--- Aim of the exercise ---
Lines with the word "JSON" in them must be copied from the records below.

Component data from apps and pages:
==============================
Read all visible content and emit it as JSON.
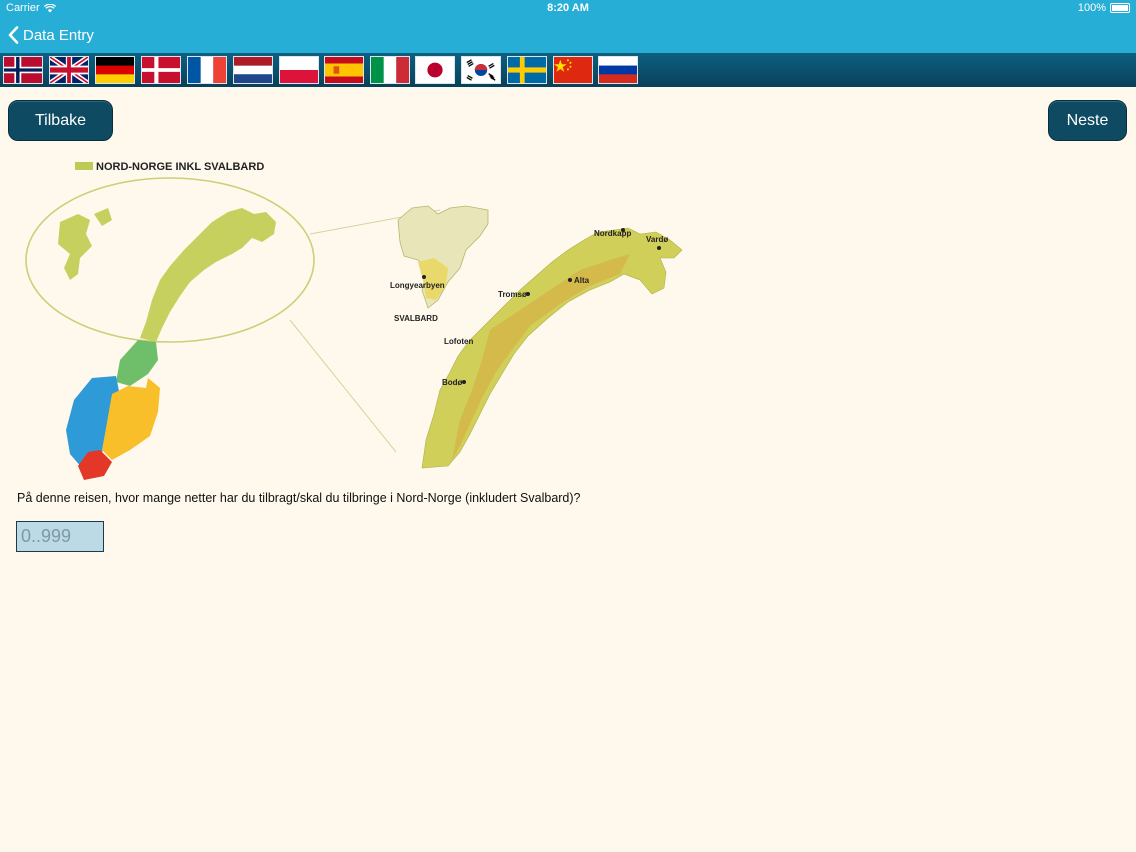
{
  "status_bar": {
    "carrier": "Carrier",
    "time": "8:20 AM",
    "battery": "100%"
  },
  "nav": {
    "back_label": "Data Entry"
  },
  "flags": [
    {
      "country": "Norway"
    },
    {
      "country": "United Kingdom"
    },
    {
      "country": "Germany"
    },
    {
      "country": "Denmark"
    },
    {
      "country": "France"
    },
    {
      "country": "Netherlands"
    },
    {
      "country": "Poland"
    },
    {
      "country": "Spain"
    },
    {
      "country": "Italy"
    },
    {
      "country": "Japan"
    },
    {
      "country": "South Korea"
    },
    {
      "country": "Sweden"
    },
    {
      "country": "China"
    },
    {
      "country": "Russia"
    }
  ],
  "buttons": {
    "back": "Tilbake",
    "next": "Neste"
  },
  "map": {
    "legend": "NORD-NORGE INKL SVALBARD",
    "places": {
      "nordkapp": "Nordkapp",
      "vardo": "Vardø",
      "longyearbyen": "Longyearbyen",
      "alta": "Alta",
      "tromso": "Tromsø",
      "svalbard": "SVALBARD",
      "lofoten": "Lofoten",
      "bodo": "Bodø"
    }
  },
  "question": {
    "text": "På denne reisen, hvor mange netter har du tilbragt/skal du tilbringe i Nord-Norge (inkludert Svalbard)?",
    "placeholder": "0..999",
    "value": ""
  }
}
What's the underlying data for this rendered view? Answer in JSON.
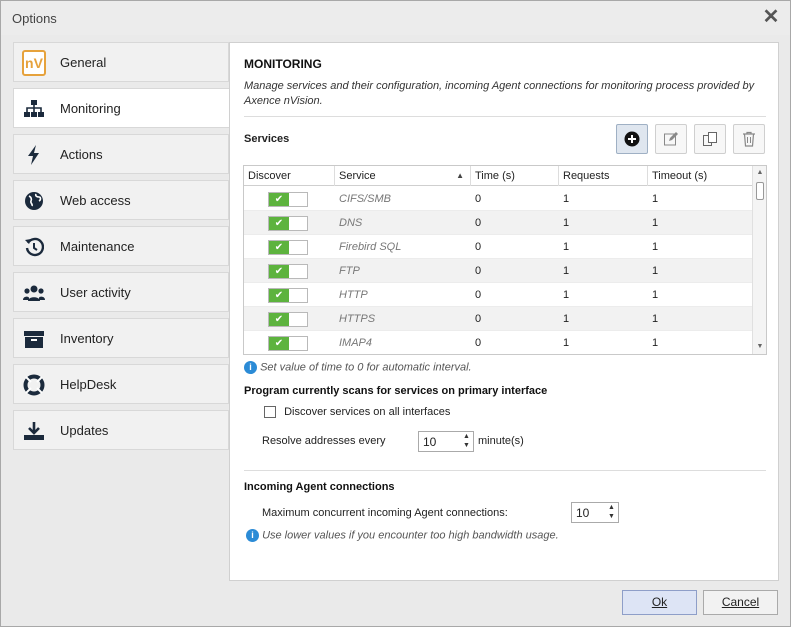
{
  "window": {
    "title": "Options"
  },
  "sidebar": {
    "items": [
      {
        "label": "General",
        "icon": "nv-logo",
        "logo_text": "nV"
      },
      {
        "label": "Monitoring",
        "icon": "network-icon"
      },
      {
        "label": "Actions",
        "icon": "bolt-icon"
      },
      {
        "label": "Web access",
        "icon": "globe-icon"
      },
      {
        "label": "Maintenance",
        "icon": "history-icon"
      },
      {
        "label": "User activity",
        "icon": "users-icon"
      },
      {
        "label": "Inventory",
        "icon": "archive-icon"
      },
      {
        "label": "HelpDesk",
        "icon": "lifebuoy-icon"
      },
      {
        "label": "Updates",
        "icon": "download-icon"
      }
    ],
    "active_index": 1
  },
  "main": {
    "title": "MONITORING",
    "description": "Manage services and their configuration, incoming Agent connections for monitoring process provided by Axence nVision.",
    "services_label": "Services",
    "toolbar": [
      "add-icon",
      "edit-icon",
      "copy-icon",
      "delete-icon"
    ],
    "table": {
      "columns": [
        "Discover",
        "Service",
        "Time (s)",
        "Requests",
        "Timeout (s)"
      ],
      "rows": [
        {
          "discover": true,
          "service": "CIFS/SMB",
          "time": "0",
          "requests": "1",
          "timeout": "1"
        },
        {
          "discover": true,
          "service": "DNS",
          "time": "0",
          "requests": "1",
          "timeout": "1"
        },
        {
          "discover": true,
          "service": "Firebird SQL",
          "time": "0",
          "requests": "1",
          "timeout": "1"
        },
        {
          "discover": true,
          "service": "FTP",
          "time": "0",
          "requests": "1",
          "timeout": "1"
        },
        {
          "discover": true,
          "service": "HTTP",
          "time": "0",
          "requests": "1",
          "timeout": "1"
        },
        {
          "discover": true,
          "service": "HTTPS",
          "time": "0",
          "requests": "1",
          "timeout": "1"
        },
        {
          "discover": true,
          "service": "IMAP4",
          "time": "0",
          "requests": "1",
          "timeout": "1"
        }
      ]
    },
    "time_hint": "Set value of time to 0 for automatic interval.",
    "scan_title": "Program currently scans for services on primary interface",
    "discover_all_label": "Discover services on all interfaces",
    "discover_all_checked": false,
    "resolve_label": "Resolve addresses every",
    "resolve_value": "10",
    "resolve_unit": "minute(s)",
    "agent_title": "Incoming Agent connections",
    "max_conn_label": "Maximum concurrent incoming Agent connections:",
    "max_conn_value": "10",
    "bandwidth_hint": "Use lower values if you encounter too high bandwidth usage."
  },
  "footer": {
    "ok_label": "Ok",
    "cancel_label": "Cancel"
  },
  "colors": {
    "toggle_on": "#5db33e",
    "info": "#2b8bd6",
    "logo": "#e6a23c"
  }
}
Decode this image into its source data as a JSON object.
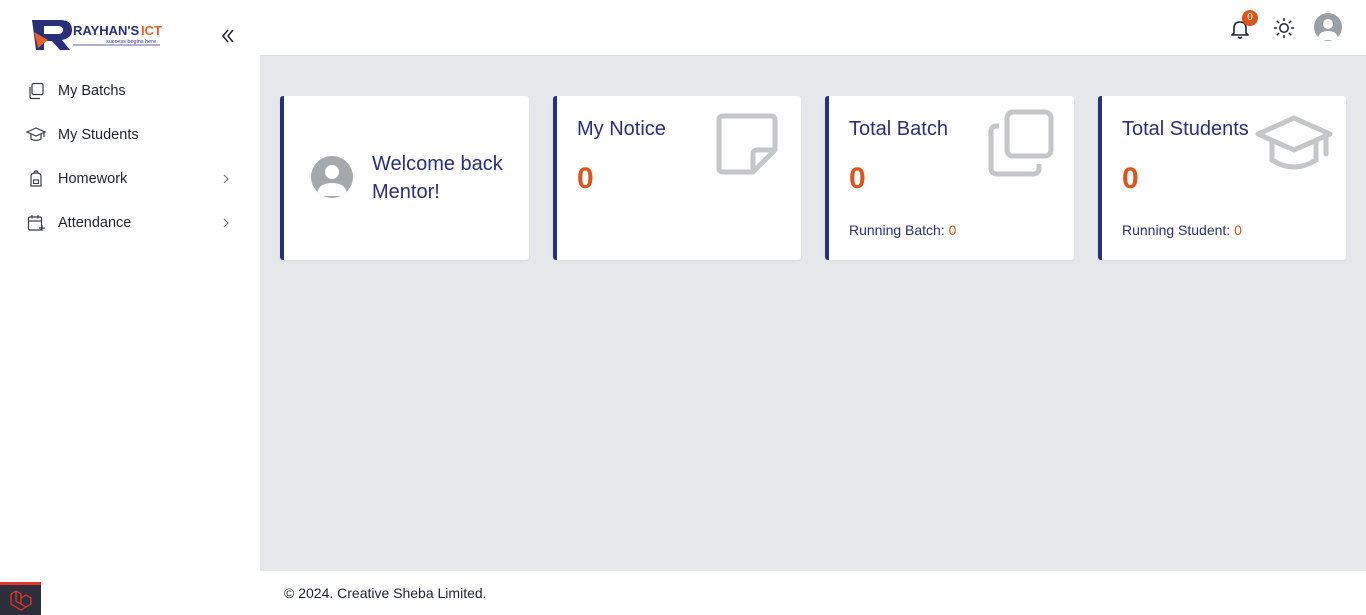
{
  "brand": {
    "name": "RAYHAN'S ICT",
    "tagline": "success begins here"
  },
  "sidebar": {
    "collapse_icon": "double-chevron-left-icon",
    "items": [
      {
        "label": "My Batchs",
        "icon": "copy-icon",
        "has_submenu": false
      },
      {
        "label": "My Students",
        "icon": "graduation-cap-icon",
        "has_submenu": false
      },
      {
        "label": "Homework",
        "icon": "backpack-icon",
        "has_submenu": true
      },
      {
        "label": "Attendance",
        "icon": "calendar-plus-icon",
        "has_submenu": true
      }
    ]
  },
  "header": {
    "notifications_count": "0",
    "icons": [
      "bell-icon",
      "sun-icon",
      "user-avatar"
    ]
  },
  "cards": {
    "welcome": {
      "text": "Welcome back Mentor!"
    },
    "notice": {
      "title": "My Notice",
      "count": "0",
      "icon": "sticky-note-icon"
    },
    "batch": {
      "title": "Total Batch",
      "count": "0",
      "sub_label": "Running Batch:",
      "sub_value": "0",
      "icon": "copy-icon"
    },
    "students": {
      "title": "Total Students",
      "count": "0",
      "sub_label": "Running Student:",
      "sub_value": "0",
      "icon": "graduation-cap-icon"
    }
  },
  "footer": {
    "text": "© 2024. Creative Sheba Limited."
  },
  "colors": {
    "primary": "#2a2f7a",
    "accent": "#d9561d",
    "background": "#e6e7eb",
    "surface": "#ffffff"
  }
}
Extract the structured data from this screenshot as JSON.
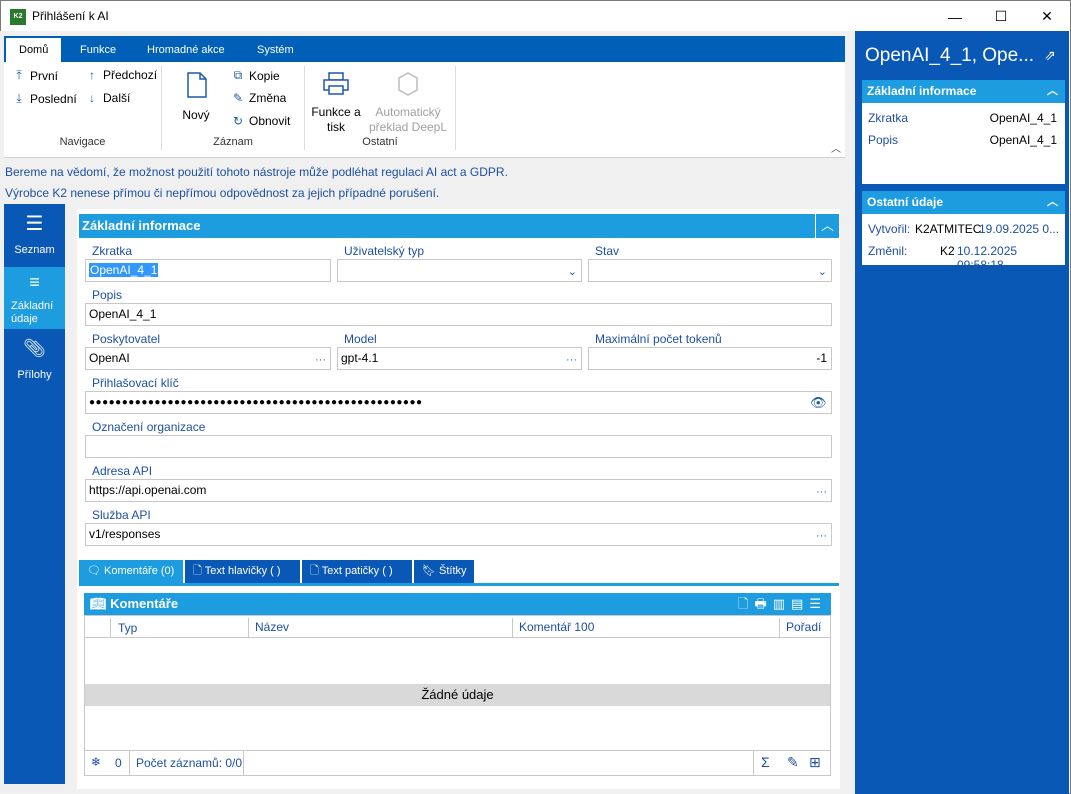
{
  "window": {
    "title": "Přihlášení k AI",
    "logo_text": "K2",
    "minimize": "—",
    "maximize": "☐",
    "close": "✕"
  },
  "ribbon": {
    "tabs": [
      "Domů",
      "Funkce",
      "Hromadné akce",
      "Systém"
    ],
    "nav": {
      "first": "První",
      "last": "Poslední",
      "prev": "Předchozí",
      "next": "Další",
      "group": "Navigace"
    },
    "record": {
      "new": "Nový",
      "copy": "Kopie",
      "change": "Změna",
      "refresh": "Obnovit",
      "group": "Záznam"
    },
    "other": {
      "print_line1": "Funkce a",
      "print_line2": "tisk",
      "translate_line1": "Automatický",
      "translate_line2": "překlad DeepL",
      "group": "Ostatní"
    }
  },
  "notices": [
    "Bereme na vědomí, že možnost použití tohoto nástroje může podléhat regulaci AI act a GDPR.",
    "Výrobce K2 nenese přímou či nepřímou odpovědnost za jejich případné porušení."
  ],
  "sidenav": [
    {
      "label": "Seznam"
    },
    {
      "label1": "Základní",
      "label2": "údaje"
    },
    {
      "label": "Přílohy"
    }
  ],
  "form": {
    "section_title": "Základní informace",
    "fields": {
      "zkratka": {
        "label": "Zkratka",
        "value": "OpenAI_4_1"
      },
      "typ": {
        "label": "Uživatelský typ",
        "value": ""
      },
      "stav": {
        "label": "Stav",
        "value": ""
      },
      "popis": {
        "label": "Popis",
        "value": "OpenAI_4_1"
      },
      "poskytovatel": {
        "label": "Poskytovatel",
        "value": "OpenAI"
      },
      "model": {
        "label": "Model",
        "value": "gpt-4.1"
      },
      "tokeny": {
        "label": "Maximální počet tokenů",
        "value": "-1"
      },
      "klic": {
        "label": "Přihlašovací klíč",
        "value": "●●●●●●●●●●●●●●●●●●●●●●●●●●●●●●●●●●●●●●●●●●●●●●●●●●●"
      },
      "organizace": {
        "label": "Označení organizace",
        "value": ""
      },
      "adresa": {
        "label": "Adresa API",
        "value": "https://api.openai.com"
      },
      "sluzba": {
        "label": "Služba API",
        "value": "v1/responses"
      }
    }
  },
  "subtabs": [
    "Komentáře (0)",
    "Text hlavičky ( )",
    "Text patičky ( )",
    "Štítky"
  ],
  "grid": {
    "title": "Komentáře",
    "columns": [
      "Typ",
      "Název",
      "Komentář 100",
      "Pořadí"
    ],
    "empty": "Žádné údaje",
    "footer_count": "0",
    "footer_records": "Počet záznamů: 0/0"
  },
  "right": {
    "title": "OpenAI_4_1, Ope...",
    "basic": {
      "header": "Základní informace",
      "rows": [
        {
          "k": "Zkratka",
          "v": "OpenAI_4_1"
        },
        {
          "k": "Popis",
          "v": "OpenAI_4_1"
        }
      ]
    },
    "other": {
      "header": "Ostatní údaje",
      "created_label": "Vytvořil:",
      "created_user": "K2ATMITEC",
      "created_date": "19.09.2025 0...",
      "changed_label": "Změnil:",
      "changed_user": "K2",
      "changed_date": "10.12.2025 09:58:18"
    }
  },
  "colors": {
    "primary": "#0a58b5",
    "accent": "#1d9ce0",
    "link": "#1e4fa0"
  }
}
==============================
--- Final answer ---
Read all visible content and emit it as JSON.
What's the underlying data for this rendered view? Answer in JSON.
Decode this image into its source data as a JSON object.
Extract the structured data from this screenshot as JSON.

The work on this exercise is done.